This poem first appeared in Lady Lit Magazine, an online journal that is now deactivated.
I remember how excited and nervous I was when I first wrote this poem and submitted it for publication. It was my first attempt at what I like to call a “spicy” poem. Something about it felt forbidden, which made it all the more enticing.
Coming from a bilingual background, I wanted to make a double entendre. Tocar translates to “to touch” in Spanish, but it’s also a verb used to refer to playing an instrument. So, to say, “To play the guitar,” you’d say, “Tocar la guitarra.”
I haven’t played guitar in a few years, but I used to practice periodically throughout college. I noticed one day the perfect way the curve of the instrument fit my lap. Leaning against its smooth wood, one hand moved up and down strumming the strings and the other glided up and down the neck from fret to fret. It’s a feeling of connection like the instrument became an extension of me.
This experience spoke to me about how sensuous the act of playing an instrument can actually be, which then inspired the idea to create a parallel scene. My poem depicts a lover holding a woman in his lap and touching her to “make her sing” the way a guitarist plays the instrument to make music.

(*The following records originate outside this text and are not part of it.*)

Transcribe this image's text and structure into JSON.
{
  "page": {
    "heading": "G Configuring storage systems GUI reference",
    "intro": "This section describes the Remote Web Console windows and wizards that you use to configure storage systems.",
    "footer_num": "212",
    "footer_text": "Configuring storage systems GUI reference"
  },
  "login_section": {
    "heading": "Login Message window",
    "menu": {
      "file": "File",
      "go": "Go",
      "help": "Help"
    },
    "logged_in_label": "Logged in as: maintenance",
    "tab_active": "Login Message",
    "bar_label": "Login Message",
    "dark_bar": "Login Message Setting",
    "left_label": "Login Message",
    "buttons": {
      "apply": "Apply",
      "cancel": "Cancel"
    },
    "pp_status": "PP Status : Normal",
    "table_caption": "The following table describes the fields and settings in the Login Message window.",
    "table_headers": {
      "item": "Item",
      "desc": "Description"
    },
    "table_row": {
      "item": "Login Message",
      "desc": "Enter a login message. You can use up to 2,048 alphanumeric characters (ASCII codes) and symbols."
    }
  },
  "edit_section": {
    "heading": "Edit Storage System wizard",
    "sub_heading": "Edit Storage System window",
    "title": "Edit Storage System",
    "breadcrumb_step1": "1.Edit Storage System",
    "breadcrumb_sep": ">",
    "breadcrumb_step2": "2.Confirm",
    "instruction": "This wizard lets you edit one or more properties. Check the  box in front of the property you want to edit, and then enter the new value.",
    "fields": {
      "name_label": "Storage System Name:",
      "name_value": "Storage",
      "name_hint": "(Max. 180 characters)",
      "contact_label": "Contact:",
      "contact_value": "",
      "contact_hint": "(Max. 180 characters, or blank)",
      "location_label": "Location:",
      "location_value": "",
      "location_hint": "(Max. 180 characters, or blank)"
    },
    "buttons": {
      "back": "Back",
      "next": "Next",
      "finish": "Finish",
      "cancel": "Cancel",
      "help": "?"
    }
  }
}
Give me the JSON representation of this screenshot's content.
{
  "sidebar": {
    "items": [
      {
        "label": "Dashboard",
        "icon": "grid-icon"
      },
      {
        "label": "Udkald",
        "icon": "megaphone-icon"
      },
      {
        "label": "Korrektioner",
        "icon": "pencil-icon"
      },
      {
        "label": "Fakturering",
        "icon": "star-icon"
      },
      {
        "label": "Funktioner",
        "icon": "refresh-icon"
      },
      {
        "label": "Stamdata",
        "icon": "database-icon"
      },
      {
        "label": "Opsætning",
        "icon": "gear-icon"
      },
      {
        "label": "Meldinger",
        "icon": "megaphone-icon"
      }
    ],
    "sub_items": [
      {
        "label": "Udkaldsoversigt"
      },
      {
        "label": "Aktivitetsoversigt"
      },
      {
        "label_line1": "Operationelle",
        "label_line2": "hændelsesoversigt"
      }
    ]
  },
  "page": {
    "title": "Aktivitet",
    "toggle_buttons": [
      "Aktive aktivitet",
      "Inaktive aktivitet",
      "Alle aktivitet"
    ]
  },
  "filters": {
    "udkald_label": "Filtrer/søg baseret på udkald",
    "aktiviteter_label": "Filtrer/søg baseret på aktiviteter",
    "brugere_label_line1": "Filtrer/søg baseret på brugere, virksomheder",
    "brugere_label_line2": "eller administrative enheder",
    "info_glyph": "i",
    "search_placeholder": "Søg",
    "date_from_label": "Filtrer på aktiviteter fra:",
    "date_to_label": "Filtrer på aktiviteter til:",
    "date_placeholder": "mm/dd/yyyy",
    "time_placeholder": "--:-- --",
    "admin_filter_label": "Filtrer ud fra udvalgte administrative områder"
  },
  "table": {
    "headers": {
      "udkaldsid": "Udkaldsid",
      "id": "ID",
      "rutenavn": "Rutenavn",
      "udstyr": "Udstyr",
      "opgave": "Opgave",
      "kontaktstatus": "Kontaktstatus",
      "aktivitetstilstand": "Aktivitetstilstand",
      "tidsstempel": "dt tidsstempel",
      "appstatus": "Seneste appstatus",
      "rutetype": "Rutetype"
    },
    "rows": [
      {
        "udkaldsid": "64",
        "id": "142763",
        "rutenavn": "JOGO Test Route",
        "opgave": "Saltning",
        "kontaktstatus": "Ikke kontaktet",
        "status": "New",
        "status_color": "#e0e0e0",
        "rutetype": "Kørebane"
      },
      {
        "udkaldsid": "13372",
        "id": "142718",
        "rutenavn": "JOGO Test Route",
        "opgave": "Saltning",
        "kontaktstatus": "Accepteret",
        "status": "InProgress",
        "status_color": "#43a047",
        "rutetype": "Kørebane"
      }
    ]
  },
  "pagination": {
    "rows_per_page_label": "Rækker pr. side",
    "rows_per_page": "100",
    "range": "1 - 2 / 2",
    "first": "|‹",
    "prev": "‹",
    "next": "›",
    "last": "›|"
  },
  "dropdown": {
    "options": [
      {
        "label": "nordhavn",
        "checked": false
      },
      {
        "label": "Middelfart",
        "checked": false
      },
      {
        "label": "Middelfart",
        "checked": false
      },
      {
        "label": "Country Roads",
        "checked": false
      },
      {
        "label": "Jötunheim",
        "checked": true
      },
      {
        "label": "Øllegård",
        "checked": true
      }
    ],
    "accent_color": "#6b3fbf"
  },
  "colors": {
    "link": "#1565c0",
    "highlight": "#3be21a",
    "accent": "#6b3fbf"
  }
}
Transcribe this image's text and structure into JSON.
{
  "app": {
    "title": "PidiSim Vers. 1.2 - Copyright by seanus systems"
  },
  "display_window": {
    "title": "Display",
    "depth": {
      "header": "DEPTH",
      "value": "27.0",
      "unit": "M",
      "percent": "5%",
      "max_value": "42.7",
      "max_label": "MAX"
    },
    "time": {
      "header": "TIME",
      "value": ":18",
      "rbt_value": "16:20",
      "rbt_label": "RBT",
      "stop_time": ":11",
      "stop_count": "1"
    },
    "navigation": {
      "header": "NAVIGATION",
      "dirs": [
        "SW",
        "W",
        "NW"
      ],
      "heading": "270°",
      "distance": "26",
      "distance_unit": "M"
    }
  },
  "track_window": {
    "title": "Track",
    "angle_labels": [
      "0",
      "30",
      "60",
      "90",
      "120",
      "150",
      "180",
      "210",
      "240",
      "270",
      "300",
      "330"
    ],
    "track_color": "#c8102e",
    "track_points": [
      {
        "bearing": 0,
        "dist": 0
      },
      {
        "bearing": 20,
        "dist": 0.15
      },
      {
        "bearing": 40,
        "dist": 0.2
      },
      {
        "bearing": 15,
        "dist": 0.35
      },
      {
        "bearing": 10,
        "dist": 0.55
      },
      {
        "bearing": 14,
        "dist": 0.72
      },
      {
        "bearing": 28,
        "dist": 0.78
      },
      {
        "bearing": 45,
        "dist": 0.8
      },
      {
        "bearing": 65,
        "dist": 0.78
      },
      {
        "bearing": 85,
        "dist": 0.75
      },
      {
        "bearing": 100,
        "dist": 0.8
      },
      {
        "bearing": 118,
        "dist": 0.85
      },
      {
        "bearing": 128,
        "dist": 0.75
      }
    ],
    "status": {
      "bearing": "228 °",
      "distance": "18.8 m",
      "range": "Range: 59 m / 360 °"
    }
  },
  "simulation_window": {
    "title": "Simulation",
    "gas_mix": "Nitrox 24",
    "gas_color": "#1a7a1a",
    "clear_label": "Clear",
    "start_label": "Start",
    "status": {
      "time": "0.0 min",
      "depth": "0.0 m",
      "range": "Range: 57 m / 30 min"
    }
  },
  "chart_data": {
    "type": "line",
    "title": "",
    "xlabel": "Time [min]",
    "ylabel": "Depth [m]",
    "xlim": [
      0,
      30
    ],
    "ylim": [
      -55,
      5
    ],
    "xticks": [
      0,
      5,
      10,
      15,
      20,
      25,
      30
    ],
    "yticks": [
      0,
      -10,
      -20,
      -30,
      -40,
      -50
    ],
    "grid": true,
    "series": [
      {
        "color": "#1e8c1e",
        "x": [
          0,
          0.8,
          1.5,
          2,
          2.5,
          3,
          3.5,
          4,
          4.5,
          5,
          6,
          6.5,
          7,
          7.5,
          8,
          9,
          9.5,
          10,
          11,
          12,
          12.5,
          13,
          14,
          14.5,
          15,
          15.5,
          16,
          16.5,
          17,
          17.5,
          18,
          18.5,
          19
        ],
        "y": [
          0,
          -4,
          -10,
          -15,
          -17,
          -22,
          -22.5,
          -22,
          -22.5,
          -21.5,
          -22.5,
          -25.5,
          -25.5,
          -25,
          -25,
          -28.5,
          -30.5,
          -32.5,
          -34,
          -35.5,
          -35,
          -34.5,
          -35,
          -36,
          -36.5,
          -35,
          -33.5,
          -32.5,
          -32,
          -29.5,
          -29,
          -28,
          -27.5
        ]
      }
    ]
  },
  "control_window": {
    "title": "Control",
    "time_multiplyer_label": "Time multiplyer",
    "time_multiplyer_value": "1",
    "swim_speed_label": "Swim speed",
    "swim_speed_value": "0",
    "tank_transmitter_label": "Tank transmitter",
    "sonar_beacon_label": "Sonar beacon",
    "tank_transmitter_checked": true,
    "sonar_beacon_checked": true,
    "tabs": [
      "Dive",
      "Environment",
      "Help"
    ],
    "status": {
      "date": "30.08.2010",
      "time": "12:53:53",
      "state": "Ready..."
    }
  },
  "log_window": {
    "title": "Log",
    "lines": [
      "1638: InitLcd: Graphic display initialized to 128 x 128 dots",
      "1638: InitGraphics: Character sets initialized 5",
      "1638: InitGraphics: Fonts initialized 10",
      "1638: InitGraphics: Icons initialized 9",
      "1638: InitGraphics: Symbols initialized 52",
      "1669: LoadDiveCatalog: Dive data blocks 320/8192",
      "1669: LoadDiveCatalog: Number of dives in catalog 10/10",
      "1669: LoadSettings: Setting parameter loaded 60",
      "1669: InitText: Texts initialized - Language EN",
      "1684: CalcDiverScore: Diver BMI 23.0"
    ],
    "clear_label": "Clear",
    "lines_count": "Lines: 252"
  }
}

I shaped the words on the page to emulate the curve of a guitar, which could also be seen as the curve of a woman lying on her side. I remember feeling particularly clever when I laid out the poem this way. Perhaps it’s not so genius, but at the time, writing about such a forbidden subject and creating a visual with the words on the page felt empowering to me.